All of the data is to be printed again exactly as it appears.

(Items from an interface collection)
----------------
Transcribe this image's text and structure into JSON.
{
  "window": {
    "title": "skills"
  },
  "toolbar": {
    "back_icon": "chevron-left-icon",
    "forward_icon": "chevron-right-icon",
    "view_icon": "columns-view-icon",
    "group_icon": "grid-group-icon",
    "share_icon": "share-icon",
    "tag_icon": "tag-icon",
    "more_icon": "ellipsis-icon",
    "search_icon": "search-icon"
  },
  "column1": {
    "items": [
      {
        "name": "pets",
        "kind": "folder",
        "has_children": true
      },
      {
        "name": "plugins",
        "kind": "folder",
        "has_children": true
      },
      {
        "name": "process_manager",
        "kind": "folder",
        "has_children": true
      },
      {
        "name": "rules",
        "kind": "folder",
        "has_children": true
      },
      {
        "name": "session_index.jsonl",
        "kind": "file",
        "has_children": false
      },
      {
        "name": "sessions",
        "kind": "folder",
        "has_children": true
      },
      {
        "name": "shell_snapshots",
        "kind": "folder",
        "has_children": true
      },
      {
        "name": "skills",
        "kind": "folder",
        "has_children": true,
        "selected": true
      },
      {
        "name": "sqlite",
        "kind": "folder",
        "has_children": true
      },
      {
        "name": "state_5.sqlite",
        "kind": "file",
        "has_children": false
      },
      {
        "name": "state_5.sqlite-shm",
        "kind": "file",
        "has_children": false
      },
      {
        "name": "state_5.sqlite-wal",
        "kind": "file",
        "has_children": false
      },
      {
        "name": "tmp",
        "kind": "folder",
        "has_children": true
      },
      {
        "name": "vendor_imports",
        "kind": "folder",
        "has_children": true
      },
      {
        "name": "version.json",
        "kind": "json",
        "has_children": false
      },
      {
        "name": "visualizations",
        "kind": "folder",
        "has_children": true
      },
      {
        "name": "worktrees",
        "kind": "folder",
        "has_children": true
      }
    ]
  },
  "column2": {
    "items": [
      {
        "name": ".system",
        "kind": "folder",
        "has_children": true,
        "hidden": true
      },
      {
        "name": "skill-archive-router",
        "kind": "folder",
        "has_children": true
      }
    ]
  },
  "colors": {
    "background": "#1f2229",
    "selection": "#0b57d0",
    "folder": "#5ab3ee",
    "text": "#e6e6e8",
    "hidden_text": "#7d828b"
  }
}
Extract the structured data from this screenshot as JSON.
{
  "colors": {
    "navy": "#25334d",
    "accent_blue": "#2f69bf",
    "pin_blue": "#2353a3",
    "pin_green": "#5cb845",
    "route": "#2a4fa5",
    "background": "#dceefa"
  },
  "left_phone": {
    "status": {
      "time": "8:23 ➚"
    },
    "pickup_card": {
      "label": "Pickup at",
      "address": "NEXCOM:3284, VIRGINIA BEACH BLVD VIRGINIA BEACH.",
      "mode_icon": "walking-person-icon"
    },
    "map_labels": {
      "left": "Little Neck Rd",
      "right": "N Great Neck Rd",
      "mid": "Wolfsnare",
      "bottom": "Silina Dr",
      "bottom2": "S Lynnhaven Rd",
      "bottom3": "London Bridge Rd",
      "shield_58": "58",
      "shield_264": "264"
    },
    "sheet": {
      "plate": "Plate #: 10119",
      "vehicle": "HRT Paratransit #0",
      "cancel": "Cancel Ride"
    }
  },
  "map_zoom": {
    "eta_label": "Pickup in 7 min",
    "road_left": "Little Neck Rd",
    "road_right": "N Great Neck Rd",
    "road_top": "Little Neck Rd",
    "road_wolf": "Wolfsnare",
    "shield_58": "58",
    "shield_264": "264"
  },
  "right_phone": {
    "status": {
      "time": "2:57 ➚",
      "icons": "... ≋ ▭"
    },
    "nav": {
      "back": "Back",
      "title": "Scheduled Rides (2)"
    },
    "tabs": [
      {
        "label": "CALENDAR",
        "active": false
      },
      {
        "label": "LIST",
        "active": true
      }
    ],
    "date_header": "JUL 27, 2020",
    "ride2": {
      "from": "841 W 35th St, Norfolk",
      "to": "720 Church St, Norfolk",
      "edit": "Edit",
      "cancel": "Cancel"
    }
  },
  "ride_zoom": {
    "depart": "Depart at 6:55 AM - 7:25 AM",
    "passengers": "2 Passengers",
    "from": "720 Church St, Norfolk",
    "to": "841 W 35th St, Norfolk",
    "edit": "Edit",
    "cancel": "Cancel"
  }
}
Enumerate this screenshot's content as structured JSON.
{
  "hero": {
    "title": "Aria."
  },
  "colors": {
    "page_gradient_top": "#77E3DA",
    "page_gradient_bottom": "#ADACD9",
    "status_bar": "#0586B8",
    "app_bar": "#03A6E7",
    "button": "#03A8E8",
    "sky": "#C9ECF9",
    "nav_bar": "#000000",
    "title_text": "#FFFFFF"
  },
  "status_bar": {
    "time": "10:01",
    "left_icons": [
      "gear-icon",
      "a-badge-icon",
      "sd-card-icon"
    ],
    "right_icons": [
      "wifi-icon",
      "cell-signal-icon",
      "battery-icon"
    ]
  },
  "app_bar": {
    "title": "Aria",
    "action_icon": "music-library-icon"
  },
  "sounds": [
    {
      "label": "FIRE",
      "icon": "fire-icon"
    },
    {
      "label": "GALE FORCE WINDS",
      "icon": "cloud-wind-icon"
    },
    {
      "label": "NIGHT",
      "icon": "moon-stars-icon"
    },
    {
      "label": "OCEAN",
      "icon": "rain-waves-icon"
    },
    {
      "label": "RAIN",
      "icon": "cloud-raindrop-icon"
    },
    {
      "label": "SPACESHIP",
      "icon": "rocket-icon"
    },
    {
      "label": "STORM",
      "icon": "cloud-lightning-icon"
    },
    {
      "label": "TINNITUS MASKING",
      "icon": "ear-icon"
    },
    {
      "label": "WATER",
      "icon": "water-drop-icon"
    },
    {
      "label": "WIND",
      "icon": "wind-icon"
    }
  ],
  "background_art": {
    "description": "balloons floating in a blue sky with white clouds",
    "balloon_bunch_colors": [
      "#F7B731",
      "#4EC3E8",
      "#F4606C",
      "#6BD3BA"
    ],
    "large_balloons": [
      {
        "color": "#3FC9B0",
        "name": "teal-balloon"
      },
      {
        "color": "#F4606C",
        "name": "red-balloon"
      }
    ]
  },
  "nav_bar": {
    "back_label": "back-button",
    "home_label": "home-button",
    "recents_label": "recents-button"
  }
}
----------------
__THE COMPLETED TASK__:
Transcribe this image's text and structure into JSON.
{
  "window": {
    "title": "skills"
  },
  "toolbar": {
    "back_icon": "chevron-left-icon",
    "forward_icon": "chevron-right-icon",
    "view_icon": "columns-view-icon",
    "group_icon": "grid-group-icon",
    "share_icon": "share-icon",
    "tag_icon": "tag-icon",
    "more_icon": "ellipsis-icon",
    "search_icon": "search-icon"
  },
  "column1": {
    "items": [
      {
        "name": "pets",
        "kind": "folder",
        "has_children": true
      },
      {
        "name": "plugins",
        "kind": "folder",
        "has_children": true
      },
      {
        "name": "process_manager",
        "kind": "folder",
        "has_children": true
      },
      {
        "name": "rules",
        "kind": "folder",
        "has_children": true
      },
      {
        "name": "session_index.jsonl",
        "kind": "file",
        "has_children": false
      },
      {
        "name": "sessions",
        "kind": "folder",
        "has_children": true
      },
      {
        "name": "shell_snapshots",
        "kind": "folder",
        "has_children": true
      },
      {
        "name": "skills",
        "kind": "folder",
        "has_children": true,
        "selected": true
      },
      {
        "name": "sqlite",
        "kind": "folder",
        "has_children": true
      },
      {
        "name": "state_5.sqlite",
        "kind": "file",
        "has_children": false
      },
      {
        "name": "state_5.sqlite-shm",
        "kind": "file",
        "has_children": false
      },
      {
        "name": "state_5.sqlite-wal",
        "kind": "file",
        "has_children": false
      },
      {
        "name": "tmp",
        "kind": "folder",
        "has_children": true
      },
      {
        "name": "vendor_imports",
        "kind": "folder",
        "has_children": true
      },
      {
        "name": "version.json",
        "kind": "json",
        "has_children": false
      },
      {
        "name": "visualizations",
        "kind": "folder",
        "has_children": true
      },
      {
        "name": "worktrees",
        "kind": "folder",
        "has_children": true
      }
    ]
  },
  "column2": {
    "items": [
      {
        "name": ".system",
        "kind": "folder",
        "has_children": true,
        "hidden": true
      },
      {
        "name": "skill-archive-router",
        "kind": "folder",
        "has_children": true
      }
    ]
  },
  "colors": {
    "background": "#1f2229",
    "selection": "#0b57d0",
    "folder": "#5ab3ee",
    "text": "#e6e6e8",
    "hidden_text": "#7d828b"
  }
}
Extract the structured data from this screenshot as JSON.
{
  "colors": {
    "navy": "#25334d",
    "accent_blue": "#2f69bf",
    "pin_blue": "#2353a3",
    "pin_green": "#5cb845",
    "route": "#2a4fa5",
    "background": "#dceefa"
  },
  "left_phone": {
    "status": {
      "time": "8:23 ➚"
    },
    "pickup_card": {
      "label": "Pickup at",
      "address": "NEXCOM:3284, VIRGINIA BEACH BLVD VIRGINIA BEACH.",
      "mode_icon": "walking-person-icon"
    },
    "map_labels": {
      "left": "Little Neck Rd",
      "right": "N Great Neck Rd",
      "mid": "Wolfsnare",
      "bottom": "Silina Dr",
      "bottom2": "S Lynnhaven Rd",
      "bottom3": "London Bridge Rd",
      "shield_58": "58",
      "shield_264": "264"
    },
    "sheet": {
      "plate": "Plate #: 10119",
      "vehicle": "HRT Paratransit #0",
      "cancel": "Cancel Ride"
    }
  },
  "map_zoom": {
    "eta_label": "Pickup in 7 min",
    "road_left": "Little Neck Rd",
    "road_right": "N Great Neck Rd",
    "road_top": "Little Neck Rd",
    "road_wolf": "Wolfsnare",
    "shield_58": "58",
    "shield_264": "264"
  },
  "right_phone": {
    "status": {
      "time": "2:57 ➚",
      "icons": "... ≋ ▭"
    },
    "nav": {
      "back": "Back",
      "title": "Scheduled Rides (2)"
    },
    "tabs": [
      {
        "label": "CALENDAR",
        "active": false
      },
      {
        "label": "LIST",
        "active": true
      }
    ],
    "date_header": "JUL 27, 2020",
    "ride2": {
      "from": "841 W 35th St, Norfolk",
      "to": "720 Church St, Norfolk",
      "edit": "Edit",
      "cancel": "Cancel"
    }
  },
  "ride_zoom": {
    "depart": "Depart at 6:55 AM - 7:25 AM",
    "passengers": "2 Passengers",
    "from": "720 Church St, Norfolk",
    "to": "841 W 35th St, Norfolk",
    "edit": "Edit",
    "cancel": "Cancel"
  }
}
Enumerate this screenshot's content as structured JSON.
{
  "hero": {
    "title": "Aria."
  },
  "colors": {
    "page_gradient_top": "#77E3DA",
    "page_gradient_bottom": "#ADACD9",
    "status_bar": "#0586B8",
    "app_bar": "#03A6E7",
    "button": "#03A8E8",
    "sky": "#C9ECF9",
    "nav_bar": "#000000",
    "title_text": "#FFFFFF"
  },
  "status_bar": {
    "time": "10:01",
    "left_icons": [
      "gear-icon",
      "a-badge-icon",
      "sd-card-icon"
    ],
    "right_icons": [
      "wifi-icon",
      "cell-signal-icon",
      "battery-icon"
    ]
  },
  "app_bar": {
    "title": "Aria",
    "action_icon": "music-library-icon"
  },
  "sounds": [
    {
      "label": "FIRE",
      "icon": "fire-icon"
    },
    {
      "label": "GALE FORCE WINDS",
      "icon": "cloud-wind-icon"
    },
    {
      "label": "NIGHT",
      "icon": "moon-stars-icon"
    },
    {
      "label": "OCEAN",
      "icon": "rain-waves-icon"
    },
    {
      "label": "RAIN",
      "icon": "cloud-raindrop-icon"
    },
    {
      "label": "SPACESHIP",
      "icon": "rocket-icon"
    },
    {
      "label": "STORM",
      "icon": "cloud-lightning-icon"
    },
    {
      "label": "TINNITUS MASKING",
      "icon": "ear-icon"
    },
    {
      "label": "WATER",
      "icon": "water-drop-icon"
    },
    {
      "label": "WIND",
      "icon": "wind-icon"
    }
  ],
  "background_art": {
    "description": "balloons floating in a blue sky with white clouds",
    "balloon_bunch_colors": [
      "#F7B731",
      "#4EC3E8",
      "#F4606C",
      "#6BD3BA"
    ],
    "large_balloons": [
      {
        "color": "#3FC9B0",
        "name": "teal-balloon"
      },
      {
        "color": "#F4606C",
        "name": "red-balloon"
      }
    ]
  },
  "nav_bar": {
    "back_label": "back-button",
    "home_label": "home-button",
    "recents_label": "recents-button"
  }
}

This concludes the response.